Records from a data collection:
*** Block opens ***

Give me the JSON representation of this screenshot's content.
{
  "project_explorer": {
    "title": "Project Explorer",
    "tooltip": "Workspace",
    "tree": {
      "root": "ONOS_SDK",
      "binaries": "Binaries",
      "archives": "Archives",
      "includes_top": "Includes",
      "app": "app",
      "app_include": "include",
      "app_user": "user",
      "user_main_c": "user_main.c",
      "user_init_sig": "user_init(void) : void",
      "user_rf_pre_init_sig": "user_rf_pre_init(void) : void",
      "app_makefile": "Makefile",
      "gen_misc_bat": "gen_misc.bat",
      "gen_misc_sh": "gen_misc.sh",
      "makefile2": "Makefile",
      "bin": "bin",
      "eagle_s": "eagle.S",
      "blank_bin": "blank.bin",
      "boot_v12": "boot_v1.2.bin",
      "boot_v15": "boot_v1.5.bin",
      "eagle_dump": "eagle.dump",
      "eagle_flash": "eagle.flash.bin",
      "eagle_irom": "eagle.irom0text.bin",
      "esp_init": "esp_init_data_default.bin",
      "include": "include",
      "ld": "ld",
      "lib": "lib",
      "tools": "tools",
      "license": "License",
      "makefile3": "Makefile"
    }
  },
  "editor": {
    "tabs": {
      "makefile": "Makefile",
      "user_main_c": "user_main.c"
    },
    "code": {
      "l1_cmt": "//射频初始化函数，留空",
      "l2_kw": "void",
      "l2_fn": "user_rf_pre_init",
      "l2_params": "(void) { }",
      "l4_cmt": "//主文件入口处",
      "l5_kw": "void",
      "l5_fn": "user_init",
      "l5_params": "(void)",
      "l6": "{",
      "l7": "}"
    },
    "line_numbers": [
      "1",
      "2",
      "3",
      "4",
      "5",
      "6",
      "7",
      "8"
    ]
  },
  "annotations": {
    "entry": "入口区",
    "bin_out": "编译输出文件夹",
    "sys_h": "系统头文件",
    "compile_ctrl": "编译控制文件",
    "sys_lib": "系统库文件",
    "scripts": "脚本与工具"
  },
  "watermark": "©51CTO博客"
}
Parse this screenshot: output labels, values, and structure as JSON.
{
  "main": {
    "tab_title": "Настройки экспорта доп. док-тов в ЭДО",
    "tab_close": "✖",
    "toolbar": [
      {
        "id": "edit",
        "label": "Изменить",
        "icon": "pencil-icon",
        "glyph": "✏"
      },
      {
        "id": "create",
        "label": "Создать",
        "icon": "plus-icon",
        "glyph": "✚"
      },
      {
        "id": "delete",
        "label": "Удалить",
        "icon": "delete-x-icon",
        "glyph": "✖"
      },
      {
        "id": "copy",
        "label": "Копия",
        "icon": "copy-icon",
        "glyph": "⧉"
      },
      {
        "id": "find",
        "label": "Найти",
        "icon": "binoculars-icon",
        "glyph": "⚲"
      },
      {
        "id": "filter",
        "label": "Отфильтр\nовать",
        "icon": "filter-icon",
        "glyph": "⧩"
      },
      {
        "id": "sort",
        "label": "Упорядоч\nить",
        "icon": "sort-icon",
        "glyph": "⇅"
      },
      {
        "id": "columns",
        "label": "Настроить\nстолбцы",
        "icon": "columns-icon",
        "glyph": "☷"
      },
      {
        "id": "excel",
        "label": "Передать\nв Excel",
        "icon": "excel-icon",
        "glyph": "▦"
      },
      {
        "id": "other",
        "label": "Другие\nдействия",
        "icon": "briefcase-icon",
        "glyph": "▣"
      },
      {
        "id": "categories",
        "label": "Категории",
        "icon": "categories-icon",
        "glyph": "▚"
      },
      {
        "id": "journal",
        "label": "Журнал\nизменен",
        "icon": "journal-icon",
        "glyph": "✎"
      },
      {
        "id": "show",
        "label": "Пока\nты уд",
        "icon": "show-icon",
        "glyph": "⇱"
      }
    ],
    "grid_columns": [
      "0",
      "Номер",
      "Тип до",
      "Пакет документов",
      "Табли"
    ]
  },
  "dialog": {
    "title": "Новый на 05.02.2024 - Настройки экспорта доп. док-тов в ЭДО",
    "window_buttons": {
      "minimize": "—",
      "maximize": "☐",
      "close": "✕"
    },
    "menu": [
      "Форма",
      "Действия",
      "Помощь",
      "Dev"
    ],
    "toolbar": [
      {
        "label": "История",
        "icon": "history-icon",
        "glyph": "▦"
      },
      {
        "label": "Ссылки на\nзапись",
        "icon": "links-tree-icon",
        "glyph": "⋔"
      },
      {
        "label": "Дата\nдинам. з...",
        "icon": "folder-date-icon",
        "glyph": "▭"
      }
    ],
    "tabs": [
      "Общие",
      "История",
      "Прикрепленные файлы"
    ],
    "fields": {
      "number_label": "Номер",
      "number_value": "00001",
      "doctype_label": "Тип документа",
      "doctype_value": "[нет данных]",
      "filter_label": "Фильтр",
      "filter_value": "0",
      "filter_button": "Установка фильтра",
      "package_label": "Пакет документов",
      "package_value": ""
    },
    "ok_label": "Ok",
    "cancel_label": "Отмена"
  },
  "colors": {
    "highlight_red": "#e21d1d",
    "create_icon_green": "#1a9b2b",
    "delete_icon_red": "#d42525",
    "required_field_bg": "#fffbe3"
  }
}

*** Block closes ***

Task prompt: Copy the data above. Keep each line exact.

Solved exercise:
Give me the JSON representation of this screenshot's content.
{
  "project_explorer": {
    "title": "Project Explorer",
    "tooltip": "Workspace",
    "tree": {
      "root": "ONOS_SDK",
      "binaries": "Binaries",
      "archives": "Archives",
      "includes_top": "Includes",
      "app": "app",
      "app_include": "include",
      "app_user": "user",
      "user_main_c": "user_main.c",
      "user_init_sig": "user_init(void) : void",
      "user_rf_pre_init_sig": "user_rf_pre_init(void) : void",
      "app_makefile": "Makefile",
      "gen_misc_bat": "gen_misc.bat",
      "gen_misc_sh": "gen_misc.sh",
      "makefile2": "Makefile",
      "bin": "bin",
      "eagle_s": "eagle.S",
      "blank_bin": "blank.bin",
      "boot_v12": "boot_v1.2.bin",
      "boot_v15": "boot_v1.5.bin",
      "eagle_dump": "eagle.dump",
      "eagle_flash": "eagle.flash.bin",
      "eagle_irom": "eagle.irom0text.bin",
      "esp_init": "esp_init_data_default.bin",
      "include": "include",
      "ld": "ld",
      "lib": "lib",
      "tools": "tools",
      "license": "License",
      "makefile3": "Makefile"
    }
  },
  "editor": {
    "tabs": {
      "makefile": "Makefile",
      "user_main_c": "user_main.c"
    },
    "code": {
      "l1_cmt": "//射频初始化函数，留空",
      "l2_kw": "void",
      "l2_fn": "user_rf_pre_init",
      "l2_params": "(void) { }",
      "l4_cmt": "//主文件入口处",
      "l5_kw": "void",
      "l5_fn": "user_init",
      "l5_params": "(void)",
      "l6": "{",
      "l7": "}"
    },
    "line_numbers": [
      "1",
      "2",
      "3",
      "4",
      "5",
      "6",
      "7",
      "8"
    ]
  },
  "annotations": {
    "entry": "入口区",
    "bin_out": "编译输出文件夹",
    "sys_h": "系统头文件",
    "compile_ctrl": "编译控制文件",
    "sys_lib": "系统库文件",
    "scripts": "脚本与工具"
  },
  "watermark": "©51CTO博客"
}
Parse this screenshot: output labels, values, and structure as JSON.
{
  "main": {
    "tab_title": "Настройки экспорта доп. док-тов в ЭДО",
    "tab_close": "✖",
    "toolbar": [
      {
        "id": "edit",
        "label": "Изменить",
        "icon": "pencil-icon",
        "glyph": "✏"
      },
      {
        "id": "create",
        "label": "Создать",
        "icon": "plus-icon",
        "glyph": "✚"
      },
      {
        "id": "delete",
        "label": "Удалить",
        "icon": "delete-x-icon",
        "glyph": "✖"
      },
      {
        "id": "copy",
        "label": "Копия",
        "icon": "copy-icon",
        "glyph": "⧉"
      },
      {
        "id": "find",
        "label": "Найти",
        "icon": "binoculars-icon",
        "glyph": "⚲"
      },
      {
        "id": "filter",
        "label": "Отфильтр\nовать",
        "icon": "filter-icon",
        "glyph": "⧩"
      },
      {
        "id": "sort",
        "label": "Упорядоч\nить",
        "icon": "sort-icon",
        "glyph": "⇅"
      },
      {
        "id": "columns",
        "label": "Настроить\nстолбцы",
        "icon": "columns-icon",
        "glyph": "☷"
      },
      {
        "id": "excel",
        "label": "Передать\nв Excel",
        "icon": "excel-icon",
        "glyph": "▦"
      },
      {
        "id": "other",
        "label": "Другие\nдействия",
        "icon": "briefcase-icon",
        "glyph": "▣"
      },
      {
        "id": "categories",
        "label": "Категории",
        "icon": "categories-icon",
        "glyph": "▚"
      },
      {
        "id": "journal",
        "label": "Журнал\nизменен",
        "icon": "journal-icon",
        "glyph": "✎"
      },
      {
        "id": "show",
        "label": "Пока\nты уд",
        "icon": "show-icon",
        "glyph": "⇱"
      }
    ],
    "grid_columns": [
      "0",
      "Номер",
      "Тип до",
      "Пакет документов",
      "Табли"
    ]
  },
  "dialog": {
    "title": "Новый на 05.02.2024 - Настройки экспорта доп. док-тов в ЭДО",
    "window_buttons": {
      "minimize": "—",
      "maximize": "☐",
      "close": "✕"
    },
    "menu": [
      "Форма",
      "Действия",
      "Помощь",
      "Dev"
    ],
    "toolbar": [
      {
        "label": "История",
        "icon": "history-icon",
        "glyph": "▦"
      },
      {
        "label": "Ссылки на\nзапись",
        "icon": "links-tree-icon",
        "glyph": "⋔"
      },
      {
        "label": "Дата\nдинам. з...",
        "icon": "folder-date-icon",
        "glyph": "▭"
      }
    ],
    "tabs": [
      "Общие",
      "История",
      "Прикрепленные файлы"
    ],
    "fields": {
      "number_label": "Номер",
      "number_value": "00001",
      "doctype_label": "Тип документа",
      "doctype_value": "[нет данных]",
      "filter_label": "Фильтр",
      "filter_value": "0",
      "filter_button": "Установка фильтра",
      "package_label": "Пакет документов",
      "package_value": ""
    },
    "ok_label": "Ok",
    "cancel_label": "Отмена"
  },
  "colors": {
    "highlight_red": "#e21d1d",
    "create_icon_green": "#1a9b2b",
    "delete_icon_red": "#d42525",
    "required_field_bg": "#fffbe3"
  }
}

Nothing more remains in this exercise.